WDM-PON networks start by replacing the 1×32 power splitter with a 32-channel athermal AWG. Rather than splitting the optical power between 32 different homes, the athermal AWG splits one wavelength to each home. These are of course also PLC-based components, and their athermal design requires no power. This allows the athermal AWG to replace the 1×32 power splitter in the same outside enclosure, so that the fiber infrastructure in a WDM-PON deployment is identical to that in a more traditional PON system. The PLC-based AWGs that are used in these systems are important, since they actually perform three functions simultaneously:
While the use of PLCs in this splitter node on any PON system is common, in fact the norm, the use of PLCs in other parts of a WDM-PON network is growing increasingly important. PLCs can significantly shrink the size of the OLT optics, allowing all components to be moved to a single board, effectively doubling the density of WDM-PON OLT modules.

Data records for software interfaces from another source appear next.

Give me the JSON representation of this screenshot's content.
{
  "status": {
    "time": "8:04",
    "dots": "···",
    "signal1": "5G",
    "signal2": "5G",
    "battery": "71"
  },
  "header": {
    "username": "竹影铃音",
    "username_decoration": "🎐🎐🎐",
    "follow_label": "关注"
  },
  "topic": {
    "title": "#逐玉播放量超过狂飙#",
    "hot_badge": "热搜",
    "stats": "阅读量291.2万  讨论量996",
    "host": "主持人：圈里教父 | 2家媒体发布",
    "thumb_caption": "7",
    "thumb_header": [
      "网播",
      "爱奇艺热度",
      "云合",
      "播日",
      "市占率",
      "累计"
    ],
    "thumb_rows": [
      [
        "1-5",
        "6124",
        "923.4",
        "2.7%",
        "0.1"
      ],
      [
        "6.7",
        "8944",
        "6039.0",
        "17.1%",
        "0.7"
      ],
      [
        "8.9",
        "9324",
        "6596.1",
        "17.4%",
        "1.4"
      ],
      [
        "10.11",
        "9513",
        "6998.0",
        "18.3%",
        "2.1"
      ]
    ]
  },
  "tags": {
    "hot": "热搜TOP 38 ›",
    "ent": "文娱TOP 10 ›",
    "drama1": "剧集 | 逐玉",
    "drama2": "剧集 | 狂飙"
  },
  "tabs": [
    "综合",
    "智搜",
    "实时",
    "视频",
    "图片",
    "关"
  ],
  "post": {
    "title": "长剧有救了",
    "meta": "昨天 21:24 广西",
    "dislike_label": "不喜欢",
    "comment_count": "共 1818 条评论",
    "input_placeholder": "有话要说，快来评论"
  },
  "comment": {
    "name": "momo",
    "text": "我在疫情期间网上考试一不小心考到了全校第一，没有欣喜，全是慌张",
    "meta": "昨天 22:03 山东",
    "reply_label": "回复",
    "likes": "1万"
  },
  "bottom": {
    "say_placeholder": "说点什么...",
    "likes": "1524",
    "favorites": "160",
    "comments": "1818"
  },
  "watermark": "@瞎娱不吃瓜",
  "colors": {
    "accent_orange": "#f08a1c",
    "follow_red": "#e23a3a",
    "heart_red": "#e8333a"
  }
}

PLC technology has matured in recent years to deliver functionality that was previously not possible in such a small size. For WDM-PON applications, the main focus is on collapsing the 32-channel transmitter and receiver components into compact integrated modules that allows all the OLT functionality to fit on a single OLT blade. PLC technology allows for 32 photodiodes, TIAs, capacitors, and other sub-components to be hybrid integrated on an AWG chip with very-high yields. This can be done on a silicon chip that is only approximately two inches long. The packaging and electronics add to this footprint, but the end result is double the port density in the OLT. Similarly, PLC-based transmitter modules combine all 32 channels of WDM filtering, along with 32 R-SOA transmitters, and matching optical power monitors for each channel. This level of integration was simply not feasible even just a few years ago, but now enables some of the next-generation WDM-PON networks to compete on a cost and port-density basis with 10G PON.
From a service level perspective, no other PON technology, including 10G PON, offers the same bitrate to each home that WDM-PON can provide. The 1250 Mbps per-user bandwidth is comparable only with P2P systems, but WDM-PON leverages a lower cost PON fiber plant. The main challenges that have impacted WDM-PON deployments, namely cost and port density, are now starting to be addressed through lower-cost integrated components based on PLCs.

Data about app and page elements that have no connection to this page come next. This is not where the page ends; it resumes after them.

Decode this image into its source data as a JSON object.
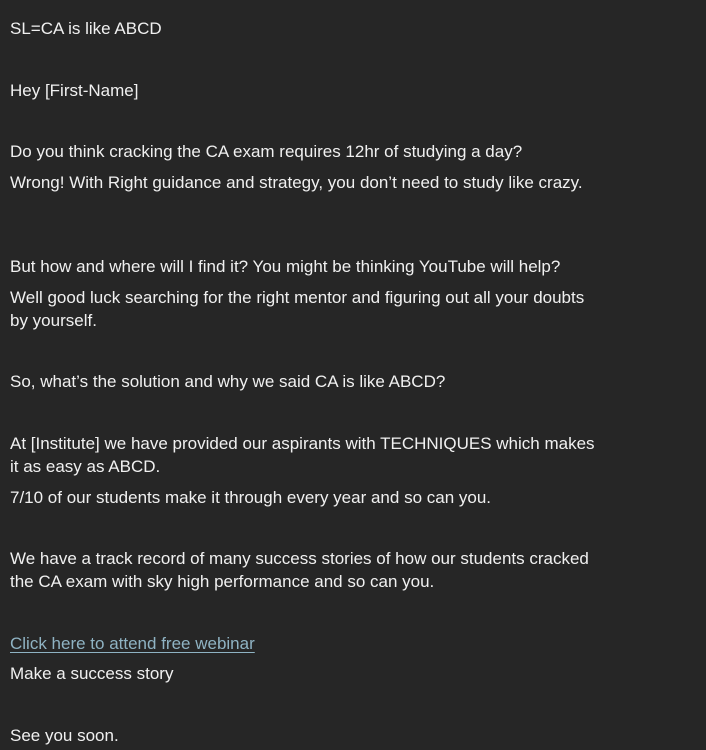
{
  "email": {
    "subject_line": "SL=CA is like ABCD",
    "greeting": "Hey [First-Name]",
    "question": "Do you think cracking the CA exam requires 12hr of studying a day?",
    "answer": "Wrong! With Right guidance and strategy, you don’t need to study like crazy.",
    "youtube_question": "But how and where will I find it? You might be thinking YouTube will help?",
    "mentor_text": "Well good luck searching for the right mentor and figuring out all your doubts by yourself.",
    "solution_question": "So, what’s the solution and why we said CA is like ABCD?",
    "institute_text": "At [Institute] we have provided our aspirants with TECHNIQUES which makes it as easy as ABCD.",
    "stat_text": "7/10 of our students make it through every year and so can you.",
    "track_record": "We have a track record of many success stories of how our students cracked the CA exam with sky high performance and so can you.",
    "webinar_link": "Click here to attend free webinar",
    "success_line": "Make a success story",
    "signoff": "See you soon."
  }
}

Perhaps the largest remaining challenge to WDM-PON deployments is arriving at a WDM-PON standard, similar to the IEEE and ITU standards that cover GEPON and GPON, respectively. While 10G PON solutions will provide continued significant cost pressures, adoption of an industry standard for WDM-PON will help focus development efforts and drive down the costs of WDM-PON components. As the early challenges in initial setup costs and OLT port densities are addressed, WDM-PON deployments will continue to rise. This will present a very viable standards-based alternative to 10G PON and other next-generation FTTH solutions.